rules of perspective to painting - whose work
she first encountered with delight as an art
student on summer visits to Italy at a crucial
time in her artistic development. Equally, the
Renaissance represents a pivotal moment in
art history, at the apex of the Medieval and
Modern worlds. At this time, art, science and
magic intermingled freely; and polymath
artists such as Leonardo da Vinci applied
a critical eye not just to drawing, painting
and sculpture but to architecture, mechanics,
natural science and astronomy, finding
correlations between all these elements.
Climbdown (detail)
Pencil, gouache and watercolour paint on paper. 1090 x 2640mm
Such a holistic vision is embedded in West’s
drawing practice, in which art and life are
intimately connected. Her forms often derive
from culinary equipment including funnels,
sieves and moulds, which link to her love of
cooking and are a reflection of her domestic
life. They are also related to a personal
history - people she knows and places she
has visited. However, they appear as regular,
geometrical forms, which can be read
equally as ambitious architectural models
or planetary systems, slipping easily from a
domestic and personal to a monumental and
universal scale.
from her diaries, transcriptions of other
people’s poems and writings on art, images,
magazine articles, exhibition pamphlets
and sketches, creating connections and
juxtapositions between seemingly disparate
parts. These are interspersed with recipes,
both for the preparation of food and for art
materials and processes, and with other lists
of words and phrases, generated by the artist
and associated with a particular subject.
The same elements reappear in different
notebooks, reordered and combined with
new insertions, suggesting an evolving
network of associated ideas.
West considers cookery as akin to drawing:
a mixture of science and alchemy, system and
intuition. It is bound by rules and limitations,
starting with a list of ingredients, which must
be carefully measured and prepared, a
range of implements with which to channel
different elements, and basic instructions as
to how they should be combined. Once
these principles have been mastered, the
ingredients can be endlessly varied and
remixed to create increasingly subtle and
complex blends of flavour. It’s products are
transient pleasures, perfect in the moment,
but disappearing quickly to be made all over
For West, the studio or gallery becomes
a contemplative environment, a place for
mental as well as physical projection. Over
the course of days and weeks, she weaves
intricate networks of lines across the space
allowing forms to develop. They emerge and
recede into the ether like passing thoughts
and dreams.
For West, both cooking and art are physical
manifestations of a state of mind. Alongside
her drawing practice she maintains a series
of notebooks in which she sifts and organises
significant elements and observations from her
everyday life. She gathers together extracts
Savarin mould
Pencil on gesso on paper. 630 x1000mm
Kugelhopf mould (detail)
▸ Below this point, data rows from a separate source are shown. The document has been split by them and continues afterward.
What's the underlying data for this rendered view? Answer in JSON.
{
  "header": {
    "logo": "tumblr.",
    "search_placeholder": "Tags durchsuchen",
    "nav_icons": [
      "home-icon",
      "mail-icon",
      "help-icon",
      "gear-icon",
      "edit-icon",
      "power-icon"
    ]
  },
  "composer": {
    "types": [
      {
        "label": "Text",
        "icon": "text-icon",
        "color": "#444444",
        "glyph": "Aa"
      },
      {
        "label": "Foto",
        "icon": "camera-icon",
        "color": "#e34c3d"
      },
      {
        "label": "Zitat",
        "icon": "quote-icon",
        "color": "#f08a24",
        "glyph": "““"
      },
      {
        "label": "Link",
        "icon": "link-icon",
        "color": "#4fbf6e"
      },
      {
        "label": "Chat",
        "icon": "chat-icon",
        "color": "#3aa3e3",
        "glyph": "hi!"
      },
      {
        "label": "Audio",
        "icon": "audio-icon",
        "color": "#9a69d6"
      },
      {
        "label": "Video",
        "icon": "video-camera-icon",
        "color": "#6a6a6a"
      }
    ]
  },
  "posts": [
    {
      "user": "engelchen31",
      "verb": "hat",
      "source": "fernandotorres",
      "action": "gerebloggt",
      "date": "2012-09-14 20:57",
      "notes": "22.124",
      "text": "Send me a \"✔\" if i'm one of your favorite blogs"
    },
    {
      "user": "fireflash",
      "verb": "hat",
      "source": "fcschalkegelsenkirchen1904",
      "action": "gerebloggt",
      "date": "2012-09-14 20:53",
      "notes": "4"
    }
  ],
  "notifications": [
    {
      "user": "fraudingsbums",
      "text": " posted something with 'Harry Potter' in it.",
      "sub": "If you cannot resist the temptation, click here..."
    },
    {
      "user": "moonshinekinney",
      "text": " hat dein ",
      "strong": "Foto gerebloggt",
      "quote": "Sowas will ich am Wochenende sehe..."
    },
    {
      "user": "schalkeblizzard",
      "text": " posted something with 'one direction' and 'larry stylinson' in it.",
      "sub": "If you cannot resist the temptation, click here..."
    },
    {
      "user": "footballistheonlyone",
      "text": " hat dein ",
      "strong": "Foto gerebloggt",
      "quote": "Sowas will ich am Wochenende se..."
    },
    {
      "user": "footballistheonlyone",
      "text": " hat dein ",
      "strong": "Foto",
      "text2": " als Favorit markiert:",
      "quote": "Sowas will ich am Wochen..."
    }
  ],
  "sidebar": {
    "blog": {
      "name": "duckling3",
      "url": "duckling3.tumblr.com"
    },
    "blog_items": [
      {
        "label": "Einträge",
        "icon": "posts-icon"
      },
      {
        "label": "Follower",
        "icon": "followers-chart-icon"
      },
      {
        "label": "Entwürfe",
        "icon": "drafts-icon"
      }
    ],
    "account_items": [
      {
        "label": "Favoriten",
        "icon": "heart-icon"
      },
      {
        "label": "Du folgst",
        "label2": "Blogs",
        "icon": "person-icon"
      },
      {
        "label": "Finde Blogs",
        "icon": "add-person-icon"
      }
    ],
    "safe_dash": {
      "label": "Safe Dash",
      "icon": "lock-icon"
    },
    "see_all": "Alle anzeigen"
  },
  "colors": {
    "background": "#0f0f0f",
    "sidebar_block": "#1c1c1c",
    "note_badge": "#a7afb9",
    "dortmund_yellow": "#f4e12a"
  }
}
Pencil on gesso on paper. 630 x 1000mm
Projection - Jenny West
Published to coincide with the exhibition
Projection at
Leeds, September 2012
Designed by Matt West
Printed by Hato Press
Text © Sophie Raikes, 2012
Artworks © Jenny West, 2012
Printed in an edition of 250